— Exercise description —
The required lines are those that contain "CHỐI"; pull them out of the data and copy them.

[Dataset rows for apps and sites]
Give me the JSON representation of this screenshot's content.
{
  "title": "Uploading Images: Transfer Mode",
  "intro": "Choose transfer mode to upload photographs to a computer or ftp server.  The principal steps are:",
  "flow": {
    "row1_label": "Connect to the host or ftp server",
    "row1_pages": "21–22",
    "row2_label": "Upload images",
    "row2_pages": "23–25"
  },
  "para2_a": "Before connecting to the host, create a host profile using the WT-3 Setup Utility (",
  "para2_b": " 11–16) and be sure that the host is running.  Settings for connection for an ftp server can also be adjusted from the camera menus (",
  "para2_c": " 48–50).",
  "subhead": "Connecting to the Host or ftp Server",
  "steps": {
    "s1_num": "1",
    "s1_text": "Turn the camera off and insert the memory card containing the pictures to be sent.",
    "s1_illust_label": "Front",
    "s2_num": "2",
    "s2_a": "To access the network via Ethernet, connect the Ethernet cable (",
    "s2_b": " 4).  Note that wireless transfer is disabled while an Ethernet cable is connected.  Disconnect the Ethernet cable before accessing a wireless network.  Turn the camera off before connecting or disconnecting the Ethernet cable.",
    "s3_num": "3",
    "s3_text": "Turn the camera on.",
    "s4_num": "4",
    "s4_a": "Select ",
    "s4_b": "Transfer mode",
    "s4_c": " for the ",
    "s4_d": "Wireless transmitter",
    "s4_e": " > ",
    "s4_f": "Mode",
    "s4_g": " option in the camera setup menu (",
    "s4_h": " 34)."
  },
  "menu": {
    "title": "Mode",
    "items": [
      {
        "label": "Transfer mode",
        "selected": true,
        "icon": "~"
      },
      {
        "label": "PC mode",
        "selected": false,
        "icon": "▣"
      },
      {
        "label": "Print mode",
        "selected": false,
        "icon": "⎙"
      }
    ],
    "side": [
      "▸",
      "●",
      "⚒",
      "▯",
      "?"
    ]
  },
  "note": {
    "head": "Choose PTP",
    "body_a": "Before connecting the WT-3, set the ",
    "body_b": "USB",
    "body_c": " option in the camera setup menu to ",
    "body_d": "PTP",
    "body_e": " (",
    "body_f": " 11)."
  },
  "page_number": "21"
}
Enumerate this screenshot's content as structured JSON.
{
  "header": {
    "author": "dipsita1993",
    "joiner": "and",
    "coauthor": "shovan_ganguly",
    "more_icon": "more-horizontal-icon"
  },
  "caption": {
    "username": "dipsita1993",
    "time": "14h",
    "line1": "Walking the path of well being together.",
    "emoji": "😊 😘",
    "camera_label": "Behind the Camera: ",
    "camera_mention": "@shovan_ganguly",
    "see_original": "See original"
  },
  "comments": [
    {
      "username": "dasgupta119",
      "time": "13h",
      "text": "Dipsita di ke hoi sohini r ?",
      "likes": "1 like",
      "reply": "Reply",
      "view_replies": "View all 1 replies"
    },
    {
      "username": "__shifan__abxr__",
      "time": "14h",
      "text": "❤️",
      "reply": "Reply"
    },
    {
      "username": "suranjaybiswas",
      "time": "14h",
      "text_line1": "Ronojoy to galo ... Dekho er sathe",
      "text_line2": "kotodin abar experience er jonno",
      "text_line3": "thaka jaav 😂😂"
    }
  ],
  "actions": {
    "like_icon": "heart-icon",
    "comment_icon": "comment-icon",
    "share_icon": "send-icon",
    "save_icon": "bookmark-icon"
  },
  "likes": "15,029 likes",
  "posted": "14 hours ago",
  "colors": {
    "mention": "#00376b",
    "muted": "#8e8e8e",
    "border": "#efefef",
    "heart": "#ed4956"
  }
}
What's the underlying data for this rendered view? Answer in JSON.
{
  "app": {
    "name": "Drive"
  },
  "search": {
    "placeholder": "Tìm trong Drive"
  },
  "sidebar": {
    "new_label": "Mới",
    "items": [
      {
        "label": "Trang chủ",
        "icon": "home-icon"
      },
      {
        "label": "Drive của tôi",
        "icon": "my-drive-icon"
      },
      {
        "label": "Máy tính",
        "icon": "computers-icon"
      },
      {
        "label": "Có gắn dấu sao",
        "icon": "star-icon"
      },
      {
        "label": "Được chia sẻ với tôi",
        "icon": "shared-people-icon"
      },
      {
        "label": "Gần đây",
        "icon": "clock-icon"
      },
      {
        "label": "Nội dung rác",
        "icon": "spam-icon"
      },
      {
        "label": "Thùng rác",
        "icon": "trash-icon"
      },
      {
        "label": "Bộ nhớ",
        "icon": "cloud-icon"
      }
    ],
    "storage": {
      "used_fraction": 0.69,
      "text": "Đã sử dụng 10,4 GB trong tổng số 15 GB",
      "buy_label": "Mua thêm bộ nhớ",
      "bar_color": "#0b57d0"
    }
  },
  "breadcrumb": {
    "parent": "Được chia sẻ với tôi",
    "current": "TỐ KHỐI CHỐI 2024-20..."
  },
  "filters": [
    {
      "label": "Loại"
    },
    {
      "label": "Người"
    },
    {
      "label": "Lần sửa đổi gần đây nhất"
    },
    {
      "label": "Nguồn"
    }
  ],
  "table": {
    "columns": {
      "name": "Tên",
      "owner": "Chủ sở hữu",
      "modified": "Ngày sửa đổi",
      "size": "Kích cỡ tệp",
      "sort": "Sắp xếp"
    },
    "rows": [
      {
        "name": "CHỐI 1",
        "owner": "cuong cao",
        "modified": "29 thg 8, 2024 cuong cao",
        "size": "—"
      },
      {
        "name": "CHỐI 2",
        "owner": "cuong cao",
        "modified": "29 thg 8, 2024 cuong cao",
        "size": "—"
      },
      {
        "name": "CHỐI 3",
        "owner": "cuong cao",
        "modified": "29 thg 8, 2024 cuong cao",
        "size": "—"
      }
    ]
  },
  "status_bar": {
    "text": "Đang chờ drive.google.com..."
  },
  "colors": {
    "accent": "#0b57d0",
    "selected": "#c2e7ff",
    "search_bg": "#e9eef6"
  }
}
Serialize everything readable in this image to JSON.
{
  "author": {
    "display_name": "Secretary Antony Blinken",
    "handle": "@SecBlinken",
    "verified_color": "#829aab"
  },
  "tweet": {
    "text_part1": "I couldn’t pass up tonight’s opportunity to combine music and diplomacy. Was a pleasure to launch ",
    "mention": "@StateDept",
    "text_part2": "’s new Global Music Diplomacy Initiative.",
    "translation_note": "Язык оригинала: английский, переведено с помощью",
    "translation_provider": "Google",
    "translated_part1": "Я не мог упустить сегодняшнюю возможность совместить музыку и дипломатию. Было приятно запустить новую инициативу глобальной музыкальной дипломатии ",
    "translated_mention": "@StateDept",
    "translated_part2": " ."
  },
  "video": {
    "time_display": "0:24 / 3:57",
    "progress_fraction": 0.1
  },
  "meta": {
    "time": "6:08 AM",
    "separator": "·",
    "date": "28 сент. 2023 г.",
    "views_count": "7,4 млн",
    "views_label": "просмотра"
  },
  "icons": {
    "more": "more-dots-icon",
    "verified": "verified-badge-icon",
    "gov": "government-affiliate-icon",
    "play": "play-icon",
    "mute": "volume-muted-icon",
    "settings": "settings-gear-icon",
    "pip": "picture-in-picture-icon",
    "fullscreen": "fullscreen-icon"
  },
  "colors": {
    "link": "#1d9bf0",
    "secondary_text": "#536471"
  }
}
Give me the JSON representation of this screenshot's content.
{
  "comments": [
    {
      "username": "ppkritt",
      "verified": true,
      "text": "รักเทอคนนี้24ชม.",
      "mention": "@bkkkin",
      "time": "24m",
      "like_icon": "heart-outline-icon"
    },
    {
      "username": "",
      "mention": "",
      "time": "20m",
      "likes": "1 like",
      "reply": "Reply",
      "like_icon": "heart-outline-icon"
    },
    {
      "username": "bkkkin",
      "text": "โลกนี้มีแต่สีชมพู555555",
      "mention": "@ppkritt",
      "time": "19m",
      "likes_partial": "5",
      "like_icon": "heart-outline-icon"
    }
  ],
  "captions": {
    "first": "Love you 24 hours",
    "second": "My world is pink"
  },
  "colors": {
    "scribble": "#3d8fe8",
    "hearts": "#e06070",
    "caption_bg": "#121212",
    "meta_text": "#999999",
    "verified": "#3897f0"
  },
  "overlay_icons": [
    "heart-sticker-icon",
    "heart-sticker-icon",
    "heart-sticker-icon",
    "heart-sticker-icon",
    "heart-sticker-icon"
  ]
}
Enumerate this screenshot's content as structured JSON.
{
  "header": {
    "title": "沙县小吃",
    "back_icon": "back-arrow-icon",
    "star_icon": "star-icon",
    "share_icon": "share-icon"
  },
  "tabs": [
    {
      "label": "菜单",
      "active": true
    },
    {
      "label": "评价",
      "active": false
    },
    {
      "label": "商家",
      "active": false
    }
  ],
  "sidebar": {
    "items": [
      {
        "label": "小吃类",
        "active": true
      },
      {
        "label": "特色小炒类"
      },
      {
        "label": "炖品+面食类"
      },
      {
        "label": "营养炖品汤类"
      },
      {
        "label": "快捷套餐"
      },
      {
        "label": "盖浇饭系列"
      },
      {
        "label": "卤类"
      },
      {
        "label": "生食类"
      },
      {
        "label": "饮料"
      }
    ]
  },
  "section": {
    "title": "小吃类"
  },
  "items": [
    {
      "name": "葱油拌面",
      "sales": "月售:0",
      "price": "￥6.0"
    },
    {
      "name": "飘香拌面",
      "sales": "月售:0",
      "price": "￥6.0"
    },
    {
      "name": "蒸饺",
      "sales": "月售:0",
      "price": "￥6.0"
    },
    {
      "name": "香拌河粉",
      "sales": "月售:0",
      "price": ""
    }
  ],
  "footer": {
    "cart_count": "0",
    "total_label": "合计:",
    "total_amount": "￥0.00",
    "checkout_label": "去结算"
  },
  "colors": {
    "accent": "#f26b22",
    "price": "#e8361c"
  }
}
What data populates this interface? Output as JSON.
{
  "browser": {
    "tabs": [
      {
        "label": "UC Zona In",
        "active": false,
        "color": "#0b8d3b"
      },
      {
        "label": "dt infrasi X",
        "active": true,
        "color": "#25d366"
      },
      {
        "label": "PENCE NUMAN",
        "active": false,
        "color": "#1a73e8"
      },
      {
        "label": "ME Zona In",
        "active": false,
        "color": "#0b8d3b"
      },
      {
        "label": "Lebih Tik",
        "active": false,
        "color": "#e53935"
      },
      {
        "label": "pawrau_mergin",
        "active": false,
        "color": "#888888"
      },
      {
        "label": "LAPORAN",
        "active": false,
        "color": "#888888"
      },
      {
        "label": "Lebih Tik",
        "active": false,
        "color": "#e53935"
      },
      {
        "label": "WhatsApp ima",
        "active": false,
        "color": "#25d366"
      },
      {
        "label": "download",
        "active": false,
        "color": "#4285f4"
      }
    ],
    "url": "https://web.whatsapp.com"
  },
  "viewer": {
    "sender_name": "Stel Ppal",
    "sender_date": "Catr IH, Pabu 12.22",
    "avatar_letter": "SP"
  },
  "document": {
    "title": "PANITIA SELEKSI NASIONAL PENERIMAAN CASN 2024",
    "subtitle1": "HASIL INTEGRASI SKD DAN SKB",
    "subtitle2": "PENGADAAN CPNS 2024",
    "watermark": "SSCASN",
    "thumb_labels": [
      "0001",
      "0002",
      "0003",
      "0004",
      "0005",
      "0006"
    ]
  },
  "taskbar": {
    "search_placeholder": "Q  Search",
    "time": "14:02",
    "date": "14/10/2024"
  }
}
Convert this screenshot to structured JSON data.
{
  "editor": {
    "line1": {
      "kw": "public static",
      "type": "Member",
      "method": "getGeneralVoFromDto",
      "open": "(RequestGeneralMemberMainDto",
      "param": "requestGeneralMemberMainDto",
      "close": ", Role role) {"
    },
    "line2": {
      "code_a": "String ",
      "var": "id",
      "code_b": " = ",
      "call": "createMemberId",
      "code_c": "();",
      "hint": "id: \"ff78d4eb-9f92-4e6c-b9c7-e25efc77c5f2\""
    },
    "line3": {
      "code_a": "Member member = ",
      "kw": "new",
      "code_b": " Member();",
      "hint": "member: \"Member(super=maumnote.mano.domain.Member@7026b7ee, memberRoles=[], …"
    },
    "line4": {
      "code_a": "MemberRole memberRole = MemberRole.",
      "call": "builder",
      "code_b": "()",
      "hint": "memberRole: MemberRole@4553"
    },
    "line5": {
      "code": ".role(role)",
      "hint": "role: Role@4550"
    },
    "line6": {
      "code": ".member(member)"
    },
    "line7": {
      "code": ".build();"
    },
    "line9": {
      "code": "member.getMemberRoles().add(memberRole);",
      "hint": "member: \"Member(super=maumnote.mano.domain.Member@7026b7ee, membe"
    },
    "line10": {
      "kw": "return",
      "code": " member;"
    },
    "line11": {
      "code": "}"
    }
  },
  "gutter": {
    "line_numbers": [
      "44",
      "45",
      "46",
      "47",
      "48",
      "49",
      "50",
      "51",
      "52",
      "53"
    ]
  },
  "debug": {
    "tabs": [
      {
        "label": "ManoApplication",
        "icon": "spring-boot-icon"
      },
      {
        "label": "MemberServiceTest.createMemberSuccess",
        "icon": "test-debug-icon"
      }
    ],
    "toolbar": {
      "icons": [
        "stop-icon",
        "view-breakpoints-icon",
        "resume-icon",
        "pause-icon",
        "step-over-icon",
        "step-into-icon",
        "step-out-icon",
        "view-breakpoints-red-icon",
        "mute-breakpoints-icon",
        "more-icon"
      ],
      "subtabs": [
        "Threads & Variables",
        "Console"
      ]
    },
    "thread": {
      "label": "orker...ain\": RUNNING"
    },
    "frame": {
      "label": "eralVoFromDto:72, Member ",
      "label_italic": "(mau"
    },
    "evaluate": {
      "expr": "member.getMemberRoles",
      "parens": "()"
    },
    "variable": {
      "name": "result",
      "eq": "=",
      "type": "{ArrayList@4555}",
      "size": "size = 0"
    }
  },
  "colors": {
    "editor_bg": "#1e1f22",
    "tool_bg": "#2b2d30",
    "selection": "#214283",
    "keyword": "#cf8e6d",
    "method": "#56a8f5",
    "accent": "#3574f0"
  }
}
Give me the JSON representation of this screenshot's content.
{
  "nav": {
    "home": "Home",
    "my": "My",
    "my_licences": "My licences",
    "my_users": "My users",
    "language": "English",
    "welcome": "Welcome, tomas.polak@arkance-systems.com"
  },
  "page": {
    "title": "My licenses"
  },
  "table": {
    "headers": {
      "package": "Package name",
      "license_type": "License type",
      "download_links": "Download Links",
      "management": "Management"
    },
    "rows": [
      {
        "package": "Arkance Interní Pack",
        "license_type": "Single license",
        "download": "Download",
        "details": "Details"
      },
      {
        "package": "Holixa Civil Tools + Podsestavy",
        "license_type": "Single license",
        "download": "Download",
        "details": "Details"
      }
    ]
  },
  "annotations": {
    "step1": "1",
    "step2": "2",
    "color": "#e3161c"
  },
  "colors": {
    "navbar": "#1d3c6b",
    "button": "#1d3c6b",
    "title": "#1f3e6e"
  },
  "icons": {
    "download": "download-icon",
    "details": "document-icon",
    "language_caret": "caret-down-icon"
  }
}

— Worked solution —
    "current": "TỐ KHỐI CHỐI 2024-20..."
        "name": "CHỐI 1",
        "name": "CHỐI 2",
        "name": "CHỐI 3",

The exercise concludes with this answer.